HOLLYWOOD — The Writers Guild of America, continuing its PR campaign amid suspended contract talks, is set to brief international writers guilds today on the negotiations.
It hopes to persuade foreign scribes in Australia, Canada, Great Britain and New Zealand not to be tempted into deals by U.S. producers if the WGA strikes after its film-TV contract expires May 2.
The confab of the Intl. Affiliation of Writers Guilds comes five months after the WGA and foreign associations pledged mutual support at a meeting in New Zealand. Part of their Auckland Declaration said, “The guilds pledge to honor work stoppages, publicize information about work stoppages to their respective memberships and to lend all aid possible to each other in support of negotiating goals.”
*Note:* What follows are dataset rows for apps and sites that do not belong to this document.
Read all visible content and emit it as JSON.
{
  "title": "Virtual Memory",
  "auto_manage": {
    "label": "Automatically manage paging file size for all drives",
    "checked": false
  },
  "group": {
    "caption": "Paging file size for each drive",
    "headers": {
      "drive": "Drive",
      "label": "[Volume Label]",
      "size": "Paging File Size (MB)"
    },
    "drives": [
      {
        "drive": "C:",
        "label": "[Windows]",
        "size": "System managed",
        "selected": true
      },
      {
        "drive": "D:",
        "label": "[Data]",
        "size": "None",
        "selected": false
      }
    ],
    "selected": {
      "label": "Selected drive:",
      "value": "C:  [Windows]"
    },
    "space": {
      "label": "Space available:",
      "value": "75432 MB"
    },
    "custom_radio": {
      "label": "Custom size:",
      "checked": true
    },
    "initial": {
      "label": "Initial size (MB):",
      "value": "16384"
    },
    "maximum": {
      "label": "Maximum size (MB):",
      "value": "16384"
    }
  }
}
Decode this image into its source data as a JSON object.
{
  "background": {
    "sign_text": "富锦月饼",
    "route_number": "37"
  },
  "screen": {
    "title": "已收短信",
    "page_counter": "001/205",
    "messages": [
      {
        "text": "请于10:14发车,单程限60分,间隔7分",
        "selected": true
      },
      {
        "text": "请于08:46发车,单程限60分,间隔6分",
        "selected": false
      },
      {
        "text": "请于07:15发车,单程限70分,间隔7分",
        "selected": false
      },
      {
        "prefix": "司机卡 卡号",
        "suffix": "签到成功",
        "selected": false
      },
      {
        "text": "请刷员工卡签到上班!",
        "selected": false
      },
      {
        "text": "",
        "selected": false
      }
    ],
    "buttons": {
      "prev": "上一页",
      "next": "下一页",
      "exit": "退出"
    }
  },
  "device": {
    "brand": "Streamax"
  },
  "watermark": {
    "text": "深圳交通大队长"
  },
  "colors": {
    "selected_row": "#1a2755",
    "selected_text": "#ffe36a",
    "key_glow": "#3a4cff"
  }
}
WGA spokeswoman Cheryl Rhoden said the IAWG took similar steps before the WGA’s five-month strike in 1988, adding that nearly all foreign writers refused job offers from American studios and nets during the strike. WGA leaders expect to return to negotiations next month, but no date has been set. Since talks stopped March 1, they have held two town hall meetings with members and met with agents.